A proposal to haul old ships to Oregon for salvage and recycling presents a classic case of economic development versus environmental protection.
"Oregon prides itself on its coast. Wild and pristine. Open to the public and not fenced off by wealthy landowners. But in recent years, the area also has seen steep declines in traditional industries, timber and fishing.
...So a proposal to haul old ships here for salvage and recycling presents a classic case of economic development versus environmental protection. The new business would mean well-paying jobs turning ship hulls into valuable scrap metals. But it also brings with it concerns about toxic materials - asbestos, waste oil, lead paint, mercury, PCBs, and radioactive substances - seen as threats to marine life."
What We Really Mean When We Say Gentrification
The focus on gentrifying communities has, in many cases, eclipsed the similar problems facing more stagnant neighborhoods.
Democratic Legislators Obstruct Funding for California High Speed Rail
Voters approved a $9.9 billion bond for the California High Speed Rail project in 2008. State legislators would like that money to be spent in other ways in 2021.
Why Tech-Utopian City Plans Fail
Like others before him, e-commerce billionaire Marc Lore wants to build the ideal city from scratch. Urban experts don't have much faith in his chances.
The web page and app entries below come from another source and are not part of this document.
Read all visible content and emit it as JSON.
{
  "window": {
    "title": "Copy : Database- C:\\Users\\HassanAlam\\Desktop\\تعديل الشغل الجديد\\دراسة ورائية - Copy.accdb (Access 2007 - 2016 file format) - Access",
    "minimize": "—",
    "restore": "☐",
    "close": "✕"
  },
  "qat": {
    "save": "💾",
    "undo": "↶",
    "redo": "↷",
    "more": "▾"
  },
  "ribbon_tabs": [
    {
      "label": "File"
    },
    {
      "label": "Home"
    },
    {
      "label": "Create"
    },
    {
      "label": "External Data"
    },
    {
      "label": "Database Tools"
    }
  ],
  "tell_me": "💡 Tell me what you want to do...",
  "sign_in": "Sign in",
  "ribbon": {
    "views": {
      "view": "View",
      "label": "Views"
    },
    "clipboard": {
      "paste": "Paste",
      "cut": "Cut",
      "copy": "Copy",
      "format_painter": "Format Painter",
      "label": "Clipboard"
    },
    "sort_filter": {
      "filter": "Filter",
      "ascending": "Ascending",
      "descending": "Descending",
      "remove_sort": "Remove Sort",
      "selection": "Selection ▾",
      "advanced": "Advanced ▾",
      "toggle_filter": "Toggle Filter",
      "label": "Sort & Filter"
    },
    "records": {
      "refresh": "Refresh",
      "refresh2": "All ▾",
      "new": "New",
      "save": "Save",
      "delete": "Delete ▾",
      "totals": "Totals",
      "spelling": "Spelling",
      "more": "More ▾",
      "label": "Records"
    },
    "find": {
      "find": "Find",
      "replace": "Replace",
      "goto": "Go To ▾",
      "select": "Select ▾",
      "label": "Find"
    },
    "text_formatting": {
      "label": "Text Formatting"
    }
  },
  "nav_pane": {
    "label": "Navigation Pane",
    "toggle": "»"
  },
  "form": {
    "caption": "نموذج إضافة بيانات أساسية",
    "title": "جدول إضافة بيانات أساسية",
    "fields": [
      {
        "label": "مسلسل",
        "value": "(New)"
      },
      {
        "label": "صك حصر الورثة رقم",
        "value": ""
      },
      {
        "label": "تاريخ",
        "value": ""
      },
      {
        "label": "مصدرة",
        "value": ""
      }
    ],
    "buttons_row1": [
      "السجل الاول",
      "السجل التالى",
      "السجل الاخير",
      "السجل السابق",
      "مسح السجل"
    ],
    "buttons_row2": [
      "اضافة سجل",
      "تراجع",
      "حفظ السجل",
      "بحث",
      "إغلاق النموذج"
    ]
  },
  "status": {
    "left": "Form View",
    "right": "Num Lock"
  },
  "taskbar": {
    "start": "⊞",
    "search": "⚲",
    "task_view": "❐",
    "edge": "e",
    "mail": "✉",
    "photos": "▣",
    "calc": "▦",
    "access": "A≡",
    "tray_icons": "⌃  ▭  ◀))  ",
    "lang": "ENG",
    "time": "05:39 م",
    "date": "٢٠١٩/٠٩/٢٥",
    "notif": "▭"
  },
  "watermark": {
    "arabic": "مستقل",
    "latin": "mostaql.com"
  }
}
This six-course series explores essential urban design concepts using open source software and equips planners with the tools they need to participate fully in the urban design process.